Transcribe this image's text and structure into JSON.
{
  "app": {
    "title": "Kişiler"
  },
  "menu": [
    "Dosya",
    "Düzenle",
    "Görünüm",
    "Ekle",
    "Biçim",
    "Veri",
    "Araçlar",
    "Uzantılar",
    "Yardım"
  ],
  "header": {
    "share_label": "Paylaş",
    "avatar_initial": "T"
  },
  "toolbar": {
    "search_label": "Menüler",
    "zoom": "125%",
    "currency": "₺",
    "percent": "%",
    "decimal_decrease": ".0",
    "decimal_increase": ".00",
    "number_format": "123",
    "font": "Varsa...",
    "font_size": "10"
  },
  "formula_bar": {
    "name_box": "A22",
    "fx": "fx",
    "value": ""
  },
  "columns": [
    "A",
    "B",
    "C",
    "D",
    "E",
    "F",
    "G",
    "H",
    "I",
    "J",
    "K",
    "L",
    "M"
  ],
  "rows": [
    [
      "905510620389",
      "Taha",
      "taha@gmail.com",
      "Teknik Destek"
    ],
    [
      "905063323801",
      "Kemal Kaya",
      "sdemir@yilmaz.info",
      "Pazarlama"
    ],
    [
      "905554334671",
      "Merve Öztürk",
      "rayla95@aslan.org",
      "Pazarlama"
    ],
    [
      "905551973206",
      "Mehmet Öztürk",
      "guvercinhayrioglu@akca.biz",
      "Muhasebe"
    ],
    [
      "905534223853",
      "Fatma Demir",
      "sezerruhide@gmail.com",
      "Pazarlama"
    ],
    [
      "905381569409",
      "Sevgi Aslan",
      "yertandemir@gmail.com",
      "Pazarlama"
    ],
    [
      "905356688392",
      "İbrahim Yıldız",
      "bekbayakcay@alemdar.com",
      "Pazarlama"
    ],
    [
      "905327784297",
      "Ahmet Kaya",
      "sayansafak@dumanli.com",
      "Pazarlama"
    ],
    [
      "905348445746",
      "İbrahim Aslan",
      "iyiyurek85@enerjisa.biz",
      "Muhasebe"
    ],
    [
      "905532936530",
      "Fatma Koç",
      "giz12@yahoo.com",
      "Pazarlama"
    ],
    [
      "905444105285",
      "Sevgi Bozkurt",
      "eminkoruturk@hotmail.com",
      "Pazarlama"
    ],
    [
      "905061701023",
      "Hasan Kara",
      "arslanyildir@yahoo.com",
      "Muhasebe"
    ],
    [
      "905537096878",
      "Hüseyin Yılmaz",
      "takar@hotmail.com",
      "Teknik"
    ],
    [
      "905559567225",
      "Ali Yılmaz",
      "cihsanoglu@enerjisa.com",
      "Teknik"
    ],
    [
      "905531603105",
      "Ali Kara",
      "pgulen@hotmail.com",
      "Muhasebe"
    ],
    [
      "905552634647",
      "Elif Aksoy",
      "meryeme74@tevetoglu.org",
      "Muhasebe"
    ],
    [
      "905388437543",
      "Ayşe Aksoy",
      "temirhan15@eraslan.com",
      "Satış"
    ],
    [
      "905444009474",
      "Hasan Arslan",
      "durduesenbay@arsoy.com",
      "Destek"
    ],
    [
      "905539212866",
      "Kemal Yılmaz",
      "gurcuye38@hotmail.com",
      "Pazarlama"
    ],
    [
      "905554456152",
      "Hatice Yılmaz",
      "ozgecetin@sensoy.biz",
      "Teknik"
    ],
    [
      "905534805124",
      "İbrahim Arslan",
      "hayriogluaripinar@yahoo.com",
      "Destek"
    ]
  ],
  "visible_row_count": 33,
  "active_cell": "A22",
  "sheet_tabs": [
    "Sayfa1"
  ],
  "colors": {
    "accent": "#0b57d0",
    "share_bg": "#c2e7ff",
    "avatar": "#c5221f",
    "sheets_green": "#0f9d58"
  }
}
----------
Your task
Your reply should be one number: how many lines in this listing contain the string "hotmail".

Task answer
4